The Leadership Academy allows Elon Law Leadership Fellows to share insights about law and justice with exceptional undergraduate students at Elon University, while also offering Isabella Cannon Leadership Fellows the opportunity to present insights on international issues to law students. Daniel Watts L’15 said the conference provided an opportunity for law school Fellows not just to teach, but to learn from a different perspective.
“The undergraduate Fellows help law students to take a step back and look at leadership in a more holistic sense,” Watts said. “They bring excellent perspectives, experiences and areas of expertise that complement the legal realm nicely. This dynamic really gives a symbiotic spin on the conference, helping law students to ‘disconnect’ from law school for an instant, only to come away with a greater appreciation of the law as the conduit for change in any realm. In turn, the undergraduates are able to see global citizenship in practice, giving the term teeth, instead of broadcasting it as merely an academic mantra.”

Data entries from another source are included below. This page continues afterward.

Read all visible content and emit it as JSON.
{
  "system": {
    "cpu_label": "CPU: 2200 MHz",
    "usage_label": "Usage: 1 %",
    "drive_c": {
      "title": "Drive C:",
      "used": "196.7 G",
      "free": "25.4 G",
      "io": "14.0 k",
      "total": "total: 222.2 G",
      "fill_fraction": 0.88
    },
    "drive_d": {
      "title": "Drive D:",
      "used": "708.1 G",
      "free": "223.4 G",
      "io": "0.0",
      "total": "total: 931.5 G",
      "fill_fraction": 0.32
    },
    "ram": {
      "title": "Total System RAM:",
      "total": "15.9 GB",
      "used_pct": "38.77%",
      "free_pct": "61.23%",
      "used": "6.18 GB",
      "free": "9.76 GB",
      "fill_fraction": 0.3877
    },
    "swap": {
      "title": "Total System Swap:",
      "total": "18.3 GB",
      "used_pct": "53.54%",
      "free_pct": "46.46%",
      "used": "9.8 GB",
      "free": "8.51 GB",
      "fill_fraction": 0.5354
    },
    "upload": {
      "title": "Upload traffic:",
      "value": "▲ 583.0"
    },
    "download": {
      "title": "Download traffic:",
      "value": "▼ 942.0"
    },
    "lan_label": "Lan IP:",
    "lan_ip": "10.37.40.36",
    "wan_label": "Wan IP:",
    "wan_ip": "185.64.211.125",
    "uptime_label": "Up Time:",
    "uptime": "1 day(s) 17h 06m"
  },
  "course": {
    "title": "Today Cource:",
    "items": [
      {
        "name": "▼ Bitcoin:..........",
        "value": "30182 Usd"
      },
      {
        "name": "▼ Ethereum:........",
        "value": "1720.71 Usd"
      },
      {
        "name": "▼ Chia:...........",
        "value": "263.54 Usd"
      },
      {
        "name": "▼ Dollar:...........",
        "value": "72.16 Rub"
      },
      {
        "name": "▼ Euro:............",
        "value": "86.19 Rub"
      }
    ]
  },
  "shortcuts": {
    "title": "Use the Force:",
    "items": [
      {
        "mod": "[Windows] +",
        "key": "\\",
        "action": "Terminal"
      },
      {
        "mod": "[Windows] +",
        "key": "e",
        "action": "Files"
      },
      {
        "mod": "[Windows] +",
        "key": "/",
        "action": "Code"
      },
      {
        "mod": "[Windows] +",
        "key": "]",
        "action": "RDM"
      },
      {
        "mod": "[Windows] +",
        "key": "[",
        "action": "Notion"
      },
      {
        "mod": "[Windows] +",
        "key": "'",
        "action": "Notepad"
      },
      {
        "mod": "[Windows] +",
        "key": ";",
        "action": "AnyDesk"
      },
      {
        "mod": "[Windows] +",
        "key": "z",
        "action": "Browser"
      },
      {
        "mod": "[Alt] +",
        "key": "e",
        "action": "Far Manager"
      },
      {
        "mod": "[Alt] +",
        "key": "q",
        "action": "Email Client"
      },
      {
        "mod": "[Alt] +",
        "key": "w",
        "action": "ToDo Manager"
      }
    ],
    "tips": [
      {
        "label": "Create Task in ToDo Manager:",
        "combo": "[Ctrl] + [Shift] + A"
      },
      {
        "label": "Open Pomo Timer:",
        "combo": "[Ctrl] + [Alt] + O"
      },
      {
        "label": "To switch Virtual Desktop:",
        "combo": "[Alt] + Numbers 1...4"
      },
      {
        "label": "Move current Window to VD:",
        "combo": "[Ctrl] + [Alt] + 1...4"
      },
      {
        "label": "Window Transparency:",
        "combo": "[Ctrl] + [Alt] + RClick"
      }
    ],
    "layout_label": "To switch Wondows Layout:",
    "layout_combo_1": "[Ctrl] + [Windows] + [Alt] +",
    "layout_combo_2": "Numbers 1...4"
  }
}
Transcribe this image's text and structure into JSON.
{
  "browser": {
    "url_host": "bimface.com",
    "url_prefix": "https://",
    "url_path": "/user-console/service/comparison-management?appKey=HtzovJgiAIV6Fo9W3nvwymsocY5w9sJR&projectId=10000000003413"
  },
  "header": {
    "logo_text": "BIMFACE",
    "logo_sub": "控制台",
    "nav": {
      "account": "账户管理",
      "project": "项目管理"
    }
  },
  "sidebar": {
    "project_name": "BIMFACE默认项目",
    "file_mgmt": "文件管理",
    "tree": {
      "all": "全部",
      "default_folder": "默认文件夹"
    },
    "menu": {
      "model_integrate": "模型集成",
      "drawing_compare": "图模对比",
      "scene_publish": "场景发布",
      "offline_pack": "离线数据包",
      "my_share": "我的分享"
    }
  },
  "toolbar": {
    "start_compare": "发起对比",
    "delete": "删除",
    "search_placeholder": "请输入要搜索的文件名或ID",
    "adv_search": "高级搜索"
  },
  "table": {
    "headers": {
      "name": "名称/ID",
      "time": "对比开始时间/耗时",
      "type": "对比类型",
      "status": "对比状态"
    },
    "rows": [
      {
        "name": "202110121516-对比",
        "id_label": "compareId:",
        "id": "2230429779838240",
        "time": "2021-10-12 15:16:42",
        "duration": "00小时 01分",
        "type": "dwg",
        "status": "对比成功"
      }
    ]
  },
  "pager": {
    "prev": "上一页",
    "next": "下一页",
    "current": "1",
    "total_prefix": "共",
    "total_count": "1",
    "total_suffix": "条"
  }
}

Elon Law Professor Faith Rivers James, the director of leadership programs at the law school, delivered opening remarks at the forum. Watts introduced some of the broad themes of the day’s discussions, including the role of individuals in achieving local and global change and the concept of happiness as a measurement of corporate and government performance. Shoshanna Silverberg L’15 led a discussion about the challenges and impacts of global food production and Emily Seawell L’15 led a discussion on sweatshops and outsourcing in foreign countries.

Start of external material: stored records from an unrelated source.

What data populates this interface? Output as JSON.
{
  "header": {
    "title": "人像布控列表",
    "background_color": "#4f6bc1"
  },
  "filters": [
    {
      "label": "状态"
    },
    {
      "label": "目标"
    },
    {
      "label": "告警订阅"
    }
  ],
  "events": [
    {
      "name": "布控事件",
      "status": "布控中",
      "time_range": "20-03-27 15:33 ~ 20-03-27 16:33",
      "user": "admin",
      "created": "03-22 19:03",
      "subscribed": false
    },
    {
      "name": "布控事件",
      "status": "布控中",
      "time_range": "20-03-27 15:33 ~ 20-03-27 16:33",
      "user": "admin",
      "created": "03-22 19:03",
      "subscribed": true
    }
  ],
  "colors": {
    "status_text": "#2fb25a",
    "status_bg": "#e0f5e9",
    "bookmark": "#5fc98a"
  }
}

During the discussion about the international clothing industry, students were shown a video in which many people protested sweatshops in foreign countries, stating that the conditions and wages in these factories were substandard. Some participants noted that these arguments represent only one side of the issue, since large clothing factories often offer more jobs and higher wages than other sectors in developing countries. This discussion provided the opportunity for fellows to ask how local advocacy can impact communities across the globe, whether some potential solutions might take jobs and wages away from people and how solutions could be formulated collaboratively to reach desired results.
Lewis Pitts, Esq., an attorney practicing in Greensboro, delivered a lunch hour presentation on leadership and advocacy at the Leadership Academy.
“Mr. Pitts shared his passion for the law and the need to be steadfast advocates for our clients,” said Brenna Ragghianti L’14. “He highlighted that leadership means digging deeper to find the truth about what goes on in our surroundings, and that change can often occur in our backyards that will affect people around the world. His message to ‘think global and act local’ resonated with the theme of the Leadership Academy.”
Law students said they were impressed and inspired by the insight and energy exhibited by Elon’s Isabella Cannon Leadership Fellows.
“The students I interacted with were motivated and energized to make a real and positive impact in their communities,” said Pamela Boeka L’13. “I had fun listening to their opinions on various issues, and it was rewarding to help them formulate their action plans to address some of their concerns.”
“Working with the Elon undergraduate students was rewarding and enlightening,” said Katie Lester L’15. “Elon Law is just one part of an amazing university with incredible students at all levels—I just hope they got as much out of the day as I learned from them. It is important for the law school to connect with main campus and give back to the larger university community. I am looking forward to helping create more opportunities for the law school to partner with undergraduate students in the future.”
Isabella Cannon Leadership Fellow Greg Zitelli ’14 said he found the Leadership Academy enriching because of the level of engagement of both groups of fellows.
“We contributed to the conversation and helped to direct where it went,” Zitelli said. “It was enjoyable because of the full participation of both groups of Leadership Fellows.”
Looking ahead to a potential third Leadership Academy, Silverberg said she was excited about the possibilities for another opportunity to collaborate with and learn from Elon University Fellows.
“The adage that the best teachers are able to learn from their students rang true for me as a facilitator of the Leadership Academy, and I think it sets a phenomenal tone as far as what leadership in law and in business are truly about,” Silverberg said. “Leadership is about the capacity to see things in inter-connected ways; it’s about finding common ground so that as a group or as a community we can transcend that common ground and find new layers of diverse opinions, and ideally, use these experiences of discovery to identify new solutions and pathways for progress.”
Reporting for this article provided by Ben Kempton L’13